• Huddling - Normal loner ecological habits take a backseat in cold weather, and birds seek out communal roosting areas and crowd together to keep warm, especially at night. Birds that will huddle in small spaces for warmth on winter nights or in cold snaps are generally the species that tend to nest in such places, like bluebirds, chickadees, nuthatches, titmice, wrens, sparrows, and doves and pigeons, and small owls. Titmice tend to travel in families or herds, and often roost together at night for group warmth.
• Safe Shelters - Other hospitable shelters are old barns and outbuildings, dead trees, human residences and garages, and summer birdhouses, allowing sparrows, finches and others to cluster together at night for shelter and warmth. Other birds roost in the thick of firs and evergreens, in trunk niches of large Pine trees, and under railroad bridges. Buildings that generate some heat of their own, such as the eaves of human dwellings, church steeples, bus stations, shopping malls, garden stores, apartment buildings, and parking garages are also places of safety out of the wind and cold, and can save lives on cold nights.
If only ground brush is available, sparrows and other ground feeding birds may choose that, but winter predators such as fishers, coyotes, and even squirrels can snatch low-roosting sleeping birds at night. Too close to the ground, in niches of a log pile or a downed tree, and a bird can fall prey to rats and other rodents when taking advantage of what might seem to be a warm and otherwise secure chamber covered in snow.
• Flight - This is a major survival tool for birds in winter, and birders can attest to sudden and dramatic changes in the numbers of birds in an area just before storms and deep freezes. Sudden noticeable reductions in avian populations may be a clue that the local birds have moved on temporarily – or even died, but in other cases, even being a bird biologist may not provide the answers we seek as to where they go.
Some birds tend toward more sociable behavior during cold weather, enabling them to find more food by engaging in ‘herding’ with both their own and other similar species, and can provide critical body warmth at night when roosting in a crowd. Summer nesting boxes may be pressed into service as emergency shelters and larger winter roosting boxes can often protect many of each species.
Co-operative breeders such as wrens maintain ongoing families of 4-8 birds (or more) in given territories, and are adept at ‘forming packs’ of multiple families during inclement weather for finding food or keeping warm. Wren studies in South America have recorded instances of up to 50 wrens roosting in one nest box during cold weather. This gives a whole new meaning to the word ‘commune’. Pigeons and doves also tend to seek out others of similar species and crowd together for warmth on cold nights.
Especially in winter, most backyard feeders that provide sunflower seed, see flurries of birds each morning as they arrive at daybreak to replenish their energy – and heat lost overnight.

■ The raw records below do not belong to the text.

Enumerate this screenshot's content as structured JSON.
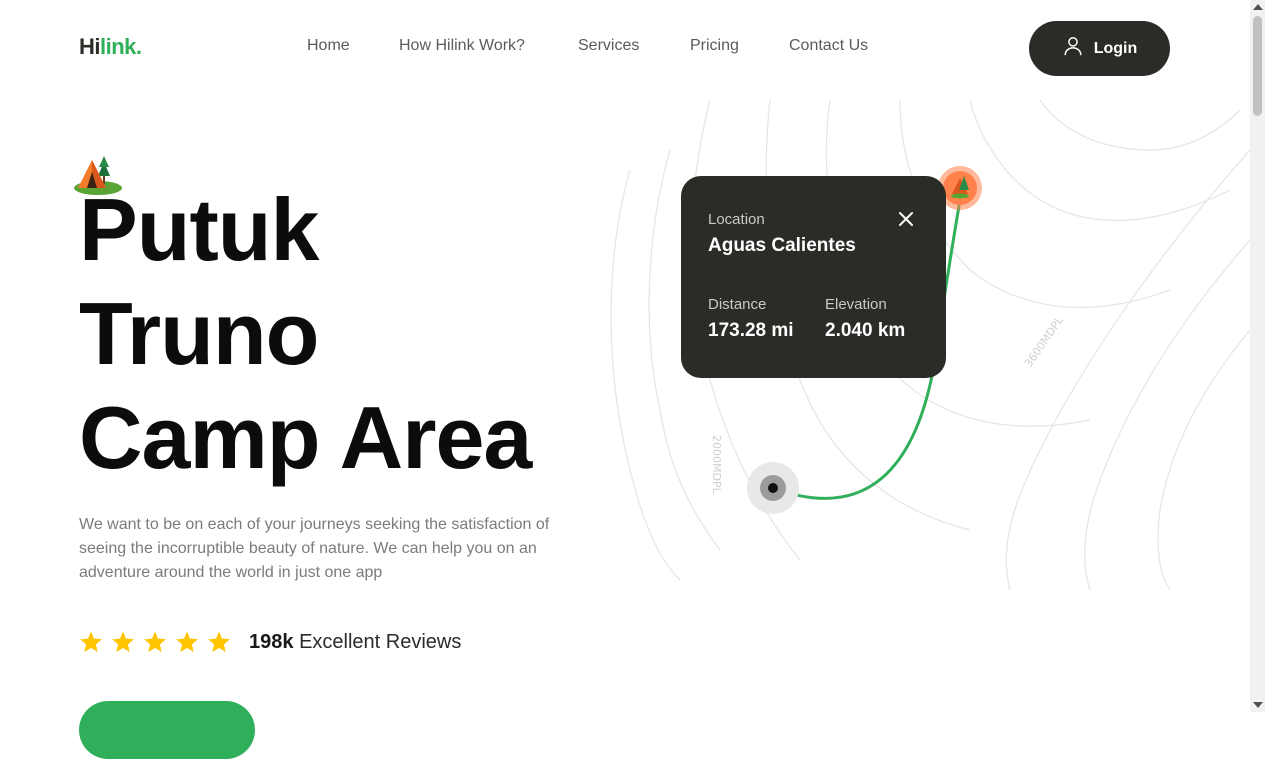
{
  "brand": {
    "logo_part1": "Hi",
    "logo_part2": "link."
  },
  "nav": {
    "items": [
      {
        "label": "Home"
      },
      {
        "label": "How Hilink Work?"
      },
      {
        "label": "Services"
      },
      {
        "label": "Pricing"
      },
      {
        "label": "Contact Us"
      }
    ]
  },
  "header": {
    "login_label": "Login",
    "login_icon": "user-icon"
  },
  "hero": {
    "title_lines": [
      "Putuk",
      "Truno",
      "Camp Area"
    ],
    "description": "We want to be on each of your journeys seeking the satisfaction of seeing the incorruptible beauty of nature. We can help you on an adventure around the world in just one app",
    "rating": {
      "stars": 5,
      "count": "198k",
      "label": "Excellent Reviews"
    },
    "icon": "camp-tent-icon"
  },
  "map": {
    "contour_labels": [
      "2000MDPL",
      "3600MDPL"
    ],
    "route_color": "#30af5b"
  },
  "location_card": {
    "location_label": "Location",
    "location_value": "Aguas Calientes",
    "distance_label": "Distance",
    "distance_value": "173.28 mi",
    "elevation_label": "Elevation",
    "elevation_value": "2.040 km",
    "close_icon": "close-icon"
  },
  "colors": {
    "accent": "#30af5b",
    "dark": "#292c27",
    "star": "#fec601",
    "pin": "#ff814c"
  }
}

Most birds visit feeders in cycles, first early and then late morning, early afternoon, and coming and going during the later afternoon. Species like sparrows, Juncos, and Mourning Doves may remain at a feeder most of the day.
Cold weather is also the time when many feeder owners may report small ‘Pigeon Hawks’ of various species dive bombing their feeders and taking a small bird every few days. This food source is easier for them than finding mice under the frozen snow.
Wildbirds, Hummingbirds, Butterflies, and More - http://www.birdfeedersonly.com/articles-how-do-birds-stay-warm
Colvin Run Habitat - - http://crhabitat.blogspot.com/2007/02/how-do-birds-stay-warm.html
Avian Metabolism - http://people.eku.edu/ritchison/birdmetabolism.html
Cornell Lab of Ornithology - http://www.birds.cornell.edu/netcommunity/page.aspx?pid=1670